▶ [Task goal]:
For every line in the records that has the word "label", make a copy.

▶ [Records for the exercise]:
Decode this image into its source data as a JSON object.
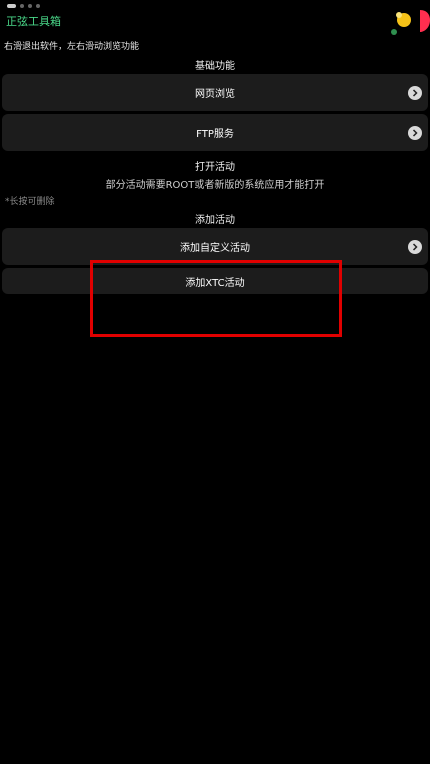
{
  "app_title": "正弦工具箱",
  "hint": "右滑退出软件，左右滑动浏览功能",
  "sections": {
    "basic": {
      "title": "基础功能",
      "items": [
        {
          "label": "网页浏览"
        },
        {
          "label": "FTP服务"
        }
      ]
    },
    "open_activity": {
      "title": "打开活动",
      "subtitle": "部分活动需要ROOT或者新版的系统应用才能打开",
      "note": "*长按可删除"
    },
    "add_activity": {
      "title": "添加活动",
      "items": [
        {
          "label": "添加自定义活动"
        },
        {
          "label": "添加XTC活动"
        }
      ]
    }
  },
  "page_indicator": {
    "count": 4,
    "active": 0
  },
  "colors": {
    "title_green": "#4ad98a",
    "row_bg": "#1c1c1c",
    "highlight_red": "#e00000"
  }
}
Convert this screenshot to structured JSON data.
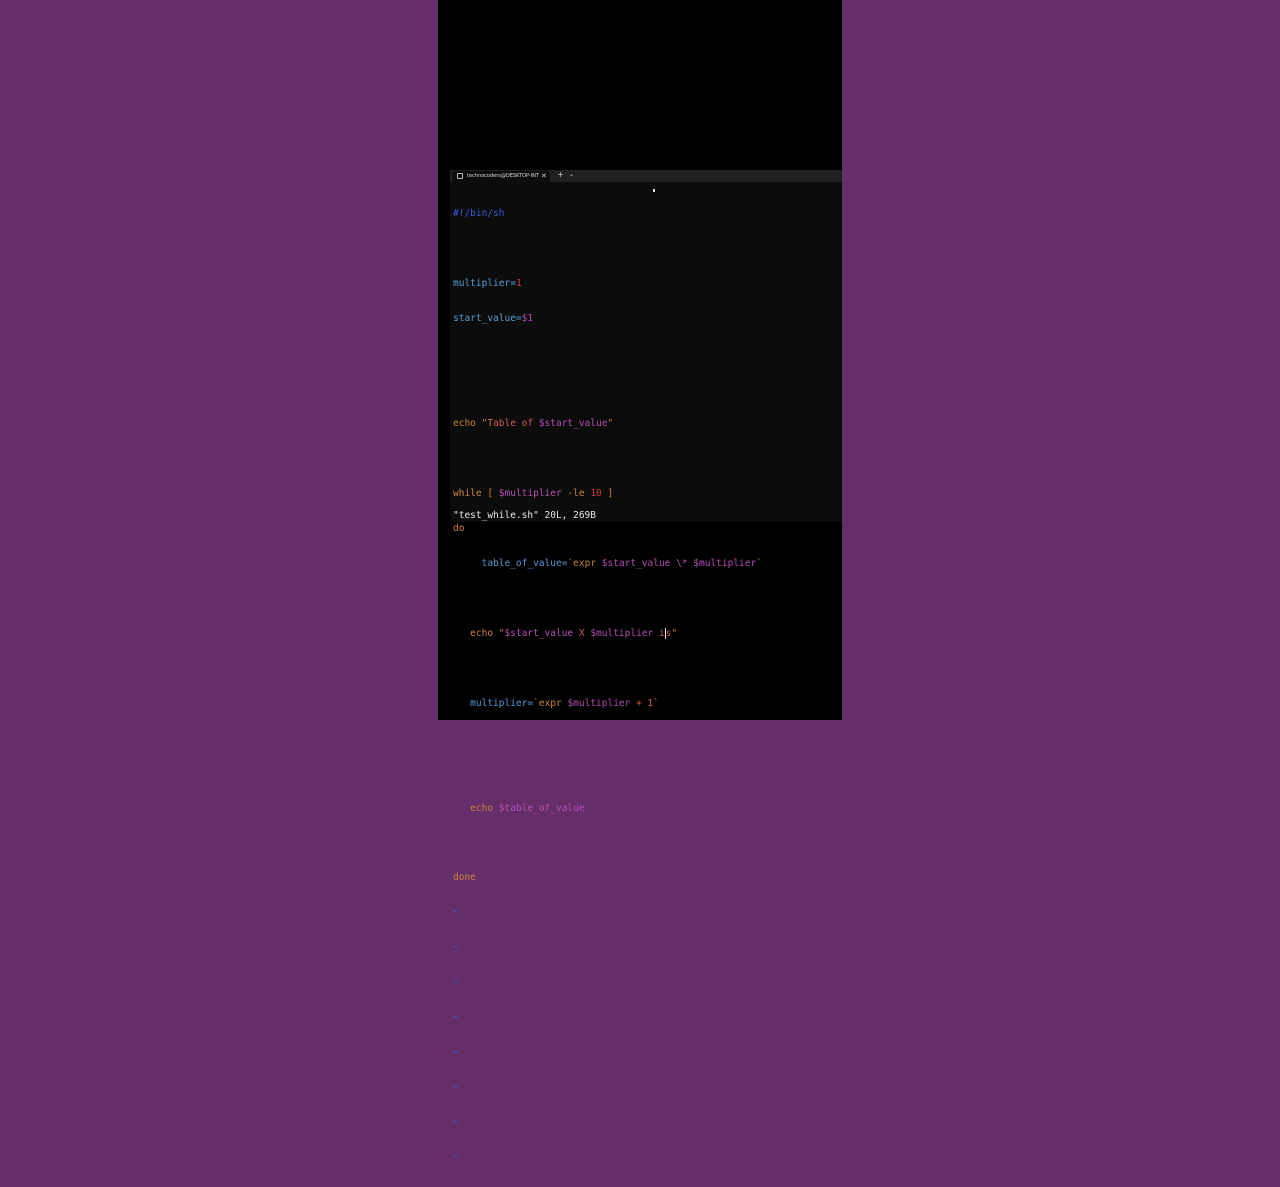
{
  "terminal": {
    "tab_title": "technocoders@DESKTOP-INT",
    "tab_close": "✕",
    "new_tab": "+",
    "dropdown": "⌄"
  },
  "code": {
    "shebang": "#!/bin/sh",
    "l_mult_name": "multiplier",
    "l_mult_eq": "=",
    "l_mult_val": "1",
    "l_start_name": "start_value",
    "l_start_eq": "=",
    "l_start_val": "$1",
    "echo1_kw": "echo ",
    "echo1_q1": "\"",
    "echo1_text": "Table of ",
    "echo1_var": "$start_value",
    "echo1_q2": "\"",
    "while_kw": "while",
    "while_b1": " [ ",
    "while_var": "$multiplier",
    "while_op": " -le ",
    "while_num": "10",
    "while_b2": " ]",
    "do_kw": "do",
    "t_indent": "     ",
    "t_name": "table_of_value",
    "t_eq": "=",
    "t_bt1": "`",
    "t_expr": "expr ",
    "t_var1": "$start_value",
    "t_mul": " \\* ",
    "t_var2": "$multiplier",
    "t_bt2": "`",
    "e2_indent": "   ",
    "e2_kw": "echo ",
    "e2_q1": "\"",
    "e2_var1": "$start_value",
    "e2_x": " X ",
    "e2_var2": "$multiplier",
    "e2_sp": " ",
    "e2_before": "i",
    "e2_after": "s",
    "e2_q2": "\"",
    "m_indent": "   ",
    "m_name": "multiplier",
    "m_eq": "=",
    "m_bt1": "`",
    "m_expr": "expr ",
    "m_var": "$multiplier",
    "m_plus": " + 1",
    "m_bt2": "`",
    "e3_indent": "   ",
    "e3_kw": "echo ",
    "e3_var": "$table_of_value",
    "done_kw": "done",
    "tilde": "~"
  },
  "status_line": "\"test_while.sh\" 20L, 269B",
  "colors": {
    "background": "#652d69",
    "terminal_bg": "#0c0c0c",
    "variable": "#569cd6",
    "keyword": "#c9853c",
    "dollar_var": "#b34fb3",
    "string_number": "#d13b3b"
  }
}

▶ [Answer to this exercise]:
          "label": "网页浏览"
          "label": "FTP服务"
          "label": "添加自定义活动"
          "label": "添加XTC活动"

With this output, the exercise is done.